_DATA SHOWN:_
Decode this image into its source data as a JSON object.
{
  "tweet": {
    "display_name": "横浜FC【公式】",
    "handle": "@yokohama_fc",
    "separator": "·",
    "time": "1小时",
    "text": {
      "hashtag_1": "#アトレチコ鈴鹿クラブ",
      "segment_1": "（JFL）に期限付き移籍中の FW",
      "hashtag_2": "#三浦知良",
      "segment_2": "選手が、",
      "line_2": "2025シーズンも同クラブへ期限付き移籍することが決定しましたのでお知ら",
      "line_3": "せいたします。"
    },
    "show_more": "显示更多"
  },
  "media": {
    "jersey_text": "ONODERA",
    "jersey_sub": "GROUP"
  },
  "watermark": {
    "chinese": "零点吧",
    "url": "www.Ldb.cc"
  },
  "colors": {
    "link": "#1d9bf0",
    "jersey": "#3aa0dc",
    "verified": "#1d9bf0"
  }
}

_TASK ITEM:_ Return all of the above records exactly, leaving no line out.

_REPLY TO THE TASK:_
Decode this image into its source data as a JSON object.
{
  "tweet": {
    "display_name": "横浜FC【公式】",
    "handle": "@yokohama_fc",
    "separator": "·",
    "time": "1小时",
    "text": {
      "hashtag_1": "#アトレチコ鈴鹿クラブ",
      "segment_1": "（JFL）に期限付き移籍中の FW",
      "hashtag_2": "#三浦知良",
      "segment_2": "選手が、",
      "line_2": "2025シーズンも同クラブへ期限付き移籍することが決定しましたのでお知ら",
      "line_3": "せいたします。"
    },
    "show_more": "显示更多"
  },
  "media": {
    "jersey_text": "ONODERA",
    "jersey_sub": "GROUP"
  },
  "watermark": {
    "chinese": "零点吧",
    "url": "www.Ldb.cc"
  },
  "colors": {
    "link": "#1d9bf0",
    "jersey": "#3aa0dc",
    "verified": "#1d9bf0"
  }
}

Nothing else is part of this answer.